◆ **What to do**:
Please show all lines of the records that include "dengruicode".

☆ ☆ ☆

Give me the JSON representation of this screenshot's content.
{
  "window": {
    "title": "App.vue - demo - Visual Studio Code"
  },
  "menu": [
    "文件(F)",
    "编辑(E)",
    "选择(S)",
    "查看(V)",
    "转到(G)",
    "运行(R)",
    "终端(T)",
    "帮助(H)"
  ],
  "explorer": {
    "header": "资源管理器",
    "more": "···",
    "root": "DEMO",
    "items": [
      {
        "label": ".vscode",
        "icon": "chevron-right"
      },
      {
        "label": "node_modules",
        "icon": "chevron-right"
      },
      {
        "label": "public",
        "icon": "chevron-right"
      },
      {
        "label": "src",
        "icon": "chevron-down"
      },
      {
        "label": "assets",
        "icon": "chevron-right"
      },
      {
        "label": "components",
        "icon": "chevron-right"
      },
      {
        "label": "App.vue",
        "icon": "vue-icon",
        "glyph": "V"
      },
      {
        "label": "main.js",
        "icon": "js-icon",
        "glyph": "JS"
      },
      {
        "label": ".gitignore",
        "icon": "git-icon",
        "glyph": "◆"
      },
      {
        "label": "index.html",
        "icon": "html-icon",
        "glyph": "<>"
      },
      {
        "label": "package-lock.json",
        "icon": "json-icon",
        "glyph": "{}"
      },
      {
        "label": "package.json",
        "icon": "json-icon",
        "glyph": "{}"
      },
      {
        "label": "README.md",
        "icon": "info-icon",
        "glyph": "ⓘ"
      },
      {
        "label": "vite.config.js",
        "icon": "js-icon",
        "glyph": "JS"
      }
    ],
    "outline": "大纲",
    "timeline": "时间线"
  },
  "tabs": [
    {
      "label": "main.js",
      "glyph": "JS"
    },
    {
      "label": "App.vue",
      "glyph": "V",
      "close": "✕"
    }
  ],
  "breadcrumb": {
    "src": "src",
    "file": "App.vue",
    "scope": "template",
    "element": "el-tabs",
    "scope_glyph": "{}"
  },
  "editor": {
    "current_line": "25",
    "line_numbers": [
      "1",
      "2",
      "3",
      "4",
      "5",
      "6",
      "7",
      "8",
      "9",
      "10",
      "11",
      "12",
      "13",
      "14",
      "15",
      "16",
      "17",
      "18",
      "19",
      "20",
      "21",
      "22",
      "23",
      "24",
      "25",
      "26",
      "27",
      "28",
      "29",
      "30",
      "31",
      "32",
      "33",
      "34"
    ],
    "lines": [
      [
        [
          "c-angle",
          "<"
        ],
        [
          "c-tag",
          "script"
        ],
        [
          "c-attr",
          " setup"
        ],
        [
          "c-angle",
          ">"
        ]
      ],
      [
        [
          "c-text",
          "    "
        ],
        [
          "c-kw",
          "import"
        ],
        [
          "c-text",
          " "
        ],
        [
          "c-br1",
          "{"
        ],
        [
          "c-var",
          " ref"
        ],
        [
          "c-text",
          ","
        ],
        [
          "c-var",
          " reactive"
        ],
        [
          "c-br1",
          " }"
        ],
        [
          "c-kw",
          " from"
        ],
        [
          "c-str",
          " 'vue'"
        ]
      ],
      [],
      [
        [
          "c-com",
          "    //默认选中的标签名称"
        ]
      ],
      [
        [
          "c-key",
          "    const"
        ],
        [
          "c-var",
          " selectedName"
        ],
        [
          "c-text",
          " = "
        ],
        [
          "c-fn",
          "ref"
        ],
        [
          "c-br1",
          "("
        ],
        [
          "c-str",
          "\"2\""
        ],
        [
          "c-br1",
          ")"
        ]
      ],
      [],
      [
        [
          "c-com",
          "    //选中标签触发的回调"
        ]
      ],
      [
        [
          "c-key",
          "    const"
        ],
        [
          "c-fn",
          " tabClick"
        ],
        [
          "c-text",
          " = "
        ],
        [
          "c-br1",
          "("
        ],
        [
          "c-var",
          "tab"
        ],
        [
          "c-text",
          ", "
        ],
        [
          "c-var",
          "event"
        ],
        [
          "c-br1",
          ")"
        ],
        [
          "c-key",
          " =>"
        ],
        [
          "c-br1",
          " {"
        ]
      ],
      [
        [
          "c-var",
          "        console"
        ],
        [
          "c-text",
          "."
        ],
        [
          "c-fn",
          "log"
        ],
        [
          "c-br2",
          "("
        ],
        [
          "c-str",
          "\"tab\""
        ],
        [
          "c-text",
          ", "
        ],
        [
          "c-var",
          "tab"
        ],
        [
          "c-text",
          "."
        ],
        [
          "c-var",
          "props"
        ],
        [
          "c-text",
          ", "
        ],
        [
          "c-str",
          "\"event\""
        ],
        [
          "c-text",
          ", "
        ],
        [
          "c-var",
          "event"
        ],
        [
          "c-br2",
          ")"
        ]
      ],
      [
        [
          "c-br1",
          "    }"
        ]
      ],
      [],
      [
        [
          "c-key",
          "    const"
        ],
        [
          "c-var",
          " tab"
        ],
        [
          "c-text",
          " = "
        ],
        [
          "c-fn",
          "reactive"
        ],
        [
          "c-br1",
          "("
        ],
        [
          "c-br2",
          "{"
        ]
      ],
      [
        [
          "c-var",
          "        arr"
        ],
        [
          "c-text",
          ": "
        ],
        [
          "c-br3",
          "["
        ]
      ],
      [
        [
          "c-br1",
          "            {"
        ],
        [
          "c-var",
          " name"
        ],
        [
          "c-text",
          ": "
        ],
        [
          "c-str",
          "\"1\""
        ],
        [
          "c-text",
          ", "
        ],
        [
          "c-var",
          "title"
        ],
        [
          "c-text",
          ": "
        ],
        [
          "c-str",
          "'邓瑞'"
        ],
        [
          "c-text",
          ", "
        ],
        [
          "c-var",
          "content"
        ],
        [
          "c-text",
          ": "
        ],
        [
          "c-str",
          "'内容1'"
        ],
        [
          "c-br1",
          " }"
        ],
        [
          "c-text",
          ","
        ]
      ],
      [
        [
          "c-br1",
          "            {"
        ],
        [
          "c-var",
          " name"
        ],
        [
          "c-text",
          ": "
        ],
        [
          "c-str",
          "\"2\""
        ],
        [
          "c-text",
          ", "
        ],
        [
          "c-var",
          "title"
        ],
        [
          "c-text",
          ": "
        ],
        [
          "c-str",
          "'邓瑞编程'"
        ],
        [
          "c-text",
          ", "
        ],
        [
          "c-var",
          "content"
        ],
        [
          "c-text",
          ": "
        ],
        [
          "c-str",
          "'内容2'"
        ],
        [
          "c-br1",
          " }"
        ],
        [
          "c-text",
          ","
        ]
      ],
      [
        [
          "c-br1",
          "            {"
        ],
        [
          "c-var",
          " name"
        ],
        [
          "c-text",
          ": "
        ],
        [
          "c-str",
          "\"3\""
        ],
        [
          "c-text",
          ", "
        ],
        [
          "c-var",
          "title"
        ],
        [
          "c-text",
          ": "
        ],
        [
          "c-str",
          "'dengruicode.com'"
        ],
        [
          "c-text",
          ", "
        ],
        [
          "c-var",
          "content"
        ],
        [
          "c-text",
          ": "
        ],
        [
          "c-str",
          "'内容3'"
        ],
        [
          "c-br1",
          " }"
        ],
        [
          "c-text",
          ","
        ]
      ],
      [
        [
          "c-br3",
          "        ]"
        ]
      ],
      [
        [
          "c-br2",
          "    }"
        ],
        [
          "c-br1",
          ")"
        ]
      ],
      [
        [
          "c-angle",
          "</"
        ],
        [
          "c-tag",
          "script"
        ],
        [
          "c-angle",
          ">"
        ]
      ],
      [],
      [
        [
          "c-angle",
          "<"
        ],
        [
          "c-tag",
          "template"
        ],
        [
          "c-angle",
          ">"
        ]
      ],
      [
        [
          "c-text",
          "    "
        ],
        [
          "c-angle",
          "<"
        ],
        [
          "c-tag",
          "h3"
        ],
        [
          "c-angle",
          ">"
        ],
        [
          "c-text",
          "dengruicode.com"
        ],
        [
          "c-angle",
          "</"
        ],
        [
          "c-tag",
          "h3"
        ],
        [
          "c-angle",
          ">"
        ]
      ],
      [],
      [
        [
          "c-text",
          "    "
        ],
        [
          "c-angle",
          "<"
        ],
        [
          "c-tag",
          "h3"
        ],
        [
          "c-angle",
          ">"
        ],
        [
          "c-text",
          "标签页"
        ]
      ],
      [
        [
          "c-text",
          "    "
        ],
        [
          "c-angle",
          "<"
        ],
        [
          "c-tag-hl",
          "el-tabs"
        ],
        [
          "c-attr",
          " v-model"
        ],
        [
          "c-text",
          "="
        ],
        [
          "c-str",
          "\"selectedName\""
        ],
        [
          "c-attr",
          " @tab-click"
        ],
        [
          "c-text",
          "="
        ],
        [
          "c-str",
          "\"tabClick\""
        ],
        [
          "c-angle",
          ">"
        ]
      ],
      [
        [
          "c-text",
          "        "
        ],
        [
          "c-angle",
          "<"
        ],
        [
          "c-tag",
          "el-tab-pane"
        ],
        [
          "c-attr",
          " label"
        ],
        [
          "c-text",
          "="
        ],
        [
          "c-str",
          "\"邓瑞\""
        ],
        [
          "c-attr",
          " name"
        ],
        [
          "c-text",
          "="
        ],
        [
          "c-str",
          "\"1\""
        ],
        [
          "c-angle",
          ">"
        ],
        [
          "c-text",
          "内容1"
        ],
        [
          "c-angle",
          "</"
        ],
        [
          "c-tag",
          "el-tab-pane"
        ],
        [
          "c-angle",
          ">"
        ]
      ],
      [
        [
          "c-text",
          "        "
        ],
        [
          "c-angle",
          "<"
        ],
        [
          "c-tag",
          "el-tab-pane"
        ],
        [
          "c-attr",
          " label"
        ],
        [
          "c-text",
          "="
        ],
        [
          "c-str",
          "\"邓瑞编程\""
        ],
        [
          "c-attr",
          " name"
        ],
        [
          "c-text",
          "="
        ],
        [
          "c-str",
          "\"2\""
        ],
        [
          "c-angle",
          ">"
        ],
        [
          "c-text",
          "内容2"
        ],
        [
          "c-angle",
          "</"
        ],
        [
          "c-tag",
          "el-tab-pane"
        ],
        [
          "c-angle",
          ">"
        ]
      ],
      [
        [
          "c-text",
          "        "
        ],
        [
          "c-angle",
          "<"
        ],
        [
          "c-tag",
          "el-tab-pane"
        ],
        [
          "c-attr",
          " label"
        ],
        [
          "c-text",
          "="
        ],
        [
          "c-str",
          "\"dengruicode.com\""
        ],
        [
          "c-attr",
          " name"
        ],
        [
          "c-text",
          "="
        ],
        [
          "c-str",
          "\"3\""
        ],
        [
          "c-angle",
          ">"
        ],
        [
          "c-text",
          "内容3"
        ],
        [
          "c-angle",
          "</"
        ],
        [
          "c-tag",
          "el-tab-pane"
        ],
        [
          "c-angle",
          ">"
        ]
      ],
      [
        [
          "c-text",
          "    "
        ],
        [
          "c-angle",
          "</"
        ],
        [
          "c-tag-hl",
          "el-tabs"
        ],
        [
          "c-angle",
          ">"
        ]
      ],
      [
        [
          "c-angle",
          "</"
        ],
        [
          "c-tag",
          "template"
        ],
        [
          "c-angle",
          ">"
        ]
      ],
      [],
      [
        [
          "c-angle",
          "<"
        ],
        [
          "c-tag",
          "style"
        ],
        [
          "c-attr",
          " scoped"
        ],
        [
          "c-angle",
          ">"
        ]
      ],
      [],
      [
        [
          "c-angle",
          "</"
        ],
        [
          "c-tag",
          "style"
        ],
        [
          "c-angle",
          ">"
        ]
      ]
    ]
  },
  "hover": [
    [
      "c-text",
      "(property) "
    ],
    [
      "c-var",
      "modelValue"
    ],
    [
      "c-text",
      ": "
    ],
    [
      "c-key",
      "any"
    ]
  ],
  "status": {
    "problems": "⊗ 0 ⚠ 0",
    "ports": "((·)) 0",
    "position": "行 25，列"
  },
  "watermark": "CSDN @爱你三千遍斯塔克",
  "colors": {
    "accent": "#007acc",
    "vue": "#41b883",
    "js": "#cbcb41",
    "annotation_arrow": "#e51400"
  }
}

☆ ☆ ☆

◆ **Task result**:
          "'dengruicode.com'"
          "dengruicode.com"
          "\"dengruicode.com\""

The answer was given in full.